3. What about APPA’s claim that the self-supply legislation would not “provide public power with an unfair advantage to clear excess capacity in the market”?
APPA claims that “the language [in its proposed legislation] is directed at allowing an LSE [Load Serving Entity] to be able to use its resources to meet its capacity requirement—not to be able to sell excess capacity.” A main concern about allowing public power entities to have the unfettered ability to build new resources and sell them into the market is that they may attempt to suppress capacity market prices for all other resources, which would harm reliability. Thus, for example, a public power entity with no current capacity resources could employ a cost-saving strategy of building a new power plant that would only meet a relatively small share of its load (and take a loss on the construction) because it would save much more by purchasing the remainder of its capacity requirements in a price-suppressed capacity market. In this case, it is irrelevant as to the likely adverse impact on the rest of the market that the public power entity is not “sell[ing] excess capacity.” More broadly, recent energy price trends and market dynamics belie the notion that it would be more economical to self-build new generation rather than purchase power supply from the market; it would be less costly to purchase from the market at lower risk than self-build a new power plant. This remains true in light of performance-based changes to some centralized capacity markets, as recent capacity auctions based on those revisions have resulted in prices below the cost of new entry.

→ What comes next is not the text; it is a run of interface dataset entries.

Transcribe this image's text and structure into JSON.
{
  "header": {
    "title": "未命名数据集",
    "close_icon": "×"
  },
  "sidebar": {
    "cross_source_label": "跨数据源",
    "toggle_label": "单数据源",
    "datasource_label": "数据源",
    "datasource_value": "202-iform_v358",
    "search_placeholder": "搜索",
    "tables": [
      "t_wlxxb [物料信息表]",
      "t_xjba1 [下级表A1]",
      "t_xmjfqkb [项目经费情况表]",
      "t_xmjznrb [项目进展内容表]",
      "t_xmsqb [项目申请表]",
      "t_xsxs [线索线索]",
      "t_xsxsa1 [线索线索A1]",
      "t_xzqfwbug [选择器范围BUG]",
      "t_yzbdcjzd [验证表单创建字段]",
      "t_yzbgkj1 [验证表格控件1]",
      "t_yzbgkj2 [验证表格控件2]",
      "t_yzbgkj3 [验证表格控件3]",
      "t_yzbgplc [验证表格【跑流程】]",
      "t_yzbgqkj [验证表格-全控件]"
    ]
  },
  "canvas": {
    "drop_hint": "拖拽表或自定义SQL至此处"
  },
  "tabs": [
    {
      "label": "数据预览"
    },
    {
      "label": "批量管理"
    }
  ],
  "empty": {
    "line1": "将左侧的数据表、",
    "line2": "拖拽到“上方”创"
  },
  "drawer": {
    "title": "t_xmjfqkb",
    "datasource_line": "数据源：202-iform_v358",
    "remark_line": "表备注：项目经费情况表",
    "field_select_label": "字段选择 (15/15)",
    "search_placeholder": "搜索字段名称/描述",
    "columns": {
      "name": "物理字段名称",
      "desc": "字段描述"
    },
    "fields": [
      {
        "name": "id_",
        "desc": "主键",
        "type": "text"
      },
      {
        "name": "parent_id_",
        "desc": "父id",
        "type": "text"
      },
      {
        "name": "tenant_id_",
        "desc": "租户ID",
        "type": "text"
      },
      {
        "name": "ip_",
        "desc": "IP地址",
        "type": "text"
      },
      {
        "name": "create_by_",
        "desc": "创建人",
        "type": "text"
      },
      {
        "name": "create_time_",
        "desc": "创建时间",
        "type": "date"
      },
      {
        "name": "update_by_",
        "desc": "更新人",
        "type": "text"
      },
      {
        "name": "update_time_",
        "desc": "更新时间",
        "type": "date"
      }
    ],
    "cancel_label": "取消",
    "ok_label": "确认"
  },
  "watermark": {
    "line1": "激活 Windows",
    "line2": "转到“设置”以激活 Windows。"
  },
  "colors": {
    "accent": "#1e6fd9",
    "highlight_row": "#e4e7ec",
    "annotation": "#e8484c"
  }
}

4. Is APPA correct that “public power utilities [could not] somehow profit from their ability to self-supply (say, from a differential in bid versus clearing price)”?
APPA claims that public power entities could not “somehow profit” from the proposed legislation because “any self-supply capacity bid into the market that is owned by an LSE would be matched by the LSE’s capacity obligation and the transaction would net to zero.” But this ignores the potential for a public power entity to construct a new unit ostensibly for self-supply but actually to suppress prices on which investments by others for reliability depend. Public power entities could realize net gains if the loss on constructing the new unit was exceeded by the advantage it could realize by satisfying the remainder of its obligations at a suppressed price level.